By Donu Kogbara
A FRIEND sent me this woeful, whimsical little piece in which it is imagined what the plane that recently crashed might have said if it could speak for itself:
My name is MD 83. I was manufactured in 1990 and acquired by Alaskan Airlines. For 12 years I served my masters with might and strength and made them smile all the way to their banks.
Until November 4, 2002 when I developed engine faults and had to make an emergency diversion due to smoke in my cabin. Passengers disembarked alive.
On August 20, 2006, I was again evacuated after landing at the Long Beach, California. Again, due to smoke in my cabin. Passengers disembarked alive. Concerned about my air worthiness, Alaskan Airlines parked me until September 11, 2008, for repairs. And shifted my burdens to Dana Air, Nigeria in February, 2009.
On arrival on the tropical shores of Africa, I hid not my state of health. On May 3, 2012, a Lagos station manager said I should be grounded for a check-up. That alarm was ignored.
On May 11, 2012, I made an air return and emergency landing at MMA2. Passengers disembarked alive. On May 25, 2012, I again made an air return and emergency landing due to engine failure.
Passengers disembarked alive. And finally on June 3, 2012, I crashed in Iju, five to six nautical miles from touch down, killing all 153 passengers on board and 30 people on ground.
After 22 years of meritorious service, I wished my masters had listened and let me rest. Now I have put tears in the eyes of a nation.
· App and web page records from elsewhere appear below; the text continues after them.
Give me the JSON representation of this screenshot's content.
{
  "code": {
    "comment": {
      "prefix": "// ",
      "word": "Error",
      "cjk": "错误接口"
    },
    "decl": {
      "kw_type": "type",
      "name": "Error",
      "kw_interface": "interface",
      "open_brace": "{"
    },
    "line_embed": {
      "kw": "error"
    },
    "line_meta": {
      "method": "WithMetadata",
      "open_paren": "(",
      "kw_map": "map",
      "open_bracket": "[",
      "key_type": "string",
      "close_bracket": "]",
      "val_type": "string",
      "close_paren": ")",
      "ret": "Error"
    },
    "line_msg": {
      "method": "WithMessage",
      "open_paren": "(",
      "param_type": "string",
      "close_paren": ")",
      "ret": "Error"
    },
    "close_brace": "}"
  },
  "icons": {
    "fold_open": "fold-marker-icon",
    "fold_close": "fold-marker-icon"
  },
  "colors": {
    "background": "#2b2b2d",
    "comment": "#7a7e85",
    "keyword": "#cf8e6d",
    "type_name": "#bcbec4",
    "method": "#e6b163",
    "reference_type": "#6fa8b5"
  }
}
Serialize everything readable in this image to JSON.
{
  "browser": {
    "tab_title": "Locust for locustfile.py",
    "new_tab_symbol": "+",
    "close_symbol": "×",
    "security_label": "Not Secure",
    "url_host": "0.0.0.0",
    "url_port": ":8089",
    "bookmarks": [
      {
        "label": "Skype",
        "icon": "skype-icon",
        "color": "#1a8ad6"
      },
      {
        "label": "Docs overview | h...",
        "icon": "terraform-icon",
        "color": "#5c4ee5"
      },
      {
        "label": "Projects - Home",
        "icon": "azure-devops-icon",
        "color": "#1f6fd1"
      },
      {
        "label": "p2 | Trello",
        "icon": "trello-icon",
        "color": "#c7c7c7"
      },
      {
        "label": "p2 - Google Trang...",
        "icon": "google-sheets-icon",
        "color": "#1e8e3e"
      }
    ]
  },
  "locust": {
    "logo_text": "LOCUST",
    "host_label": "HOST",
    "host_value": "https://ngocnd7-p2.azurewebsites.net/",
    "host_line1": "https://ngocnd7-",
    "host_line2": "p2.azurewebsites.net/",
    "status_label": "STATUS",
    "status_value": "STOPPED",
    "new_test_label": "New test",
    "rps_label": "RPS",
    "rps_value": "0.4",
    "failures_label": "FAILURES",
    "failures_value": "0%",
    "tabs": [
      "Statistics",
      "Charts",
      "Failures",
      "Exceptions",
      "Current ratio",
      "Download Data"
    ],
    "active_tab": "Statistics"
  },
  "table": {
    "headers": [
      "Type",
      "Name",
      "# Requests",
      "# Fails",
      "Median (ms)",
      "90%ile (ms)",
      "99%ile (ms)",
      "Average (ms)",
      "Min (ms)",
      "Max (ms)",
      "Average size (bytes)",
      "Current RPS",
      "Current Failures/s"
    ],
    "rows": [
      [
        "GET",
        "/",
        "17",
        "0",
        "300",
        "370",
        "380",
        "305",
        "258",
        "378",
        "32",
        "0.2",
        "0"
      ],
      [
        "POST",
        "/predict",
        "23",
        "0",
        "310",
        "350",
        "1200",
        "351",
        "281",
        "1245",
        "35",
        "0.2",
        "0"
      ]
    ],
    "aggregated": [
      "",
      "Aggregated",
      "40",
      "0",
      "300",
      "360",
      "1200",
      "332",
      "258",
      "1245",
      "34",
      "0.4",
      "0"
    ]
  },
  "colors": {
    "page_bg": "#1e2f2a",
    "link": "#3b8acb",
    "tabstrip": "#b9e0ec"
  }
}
But come to think of it, if Alaska Air considered me unfit to fly Americans, why should Dana Air consider me worthy to fly Nigerians? GOD HELP NIGERIA .
Investigations regarding the cause of the tragedy are ongoing and will take several months to produce reliable results. And it’s best not to jump to conclusions at this stage. But even if it turns out that the condition of the plane was not the problem, many Nigerians are absolutely convinced that it was.
Perception is often as important as reality where public opinion is concerned; and while we await the outcome of the investigation, senior Dana and Aviation Ministry personnel have one helluva public relations nightmare on their hands.
This is an extremely difficult and painful situation that needs to be handled intelligently and sensitively by the executives and officials who either ran the airline company or were responsible for ensuring that it fulfilled international safety requirements. And I for one am not impressed by their efforts to date.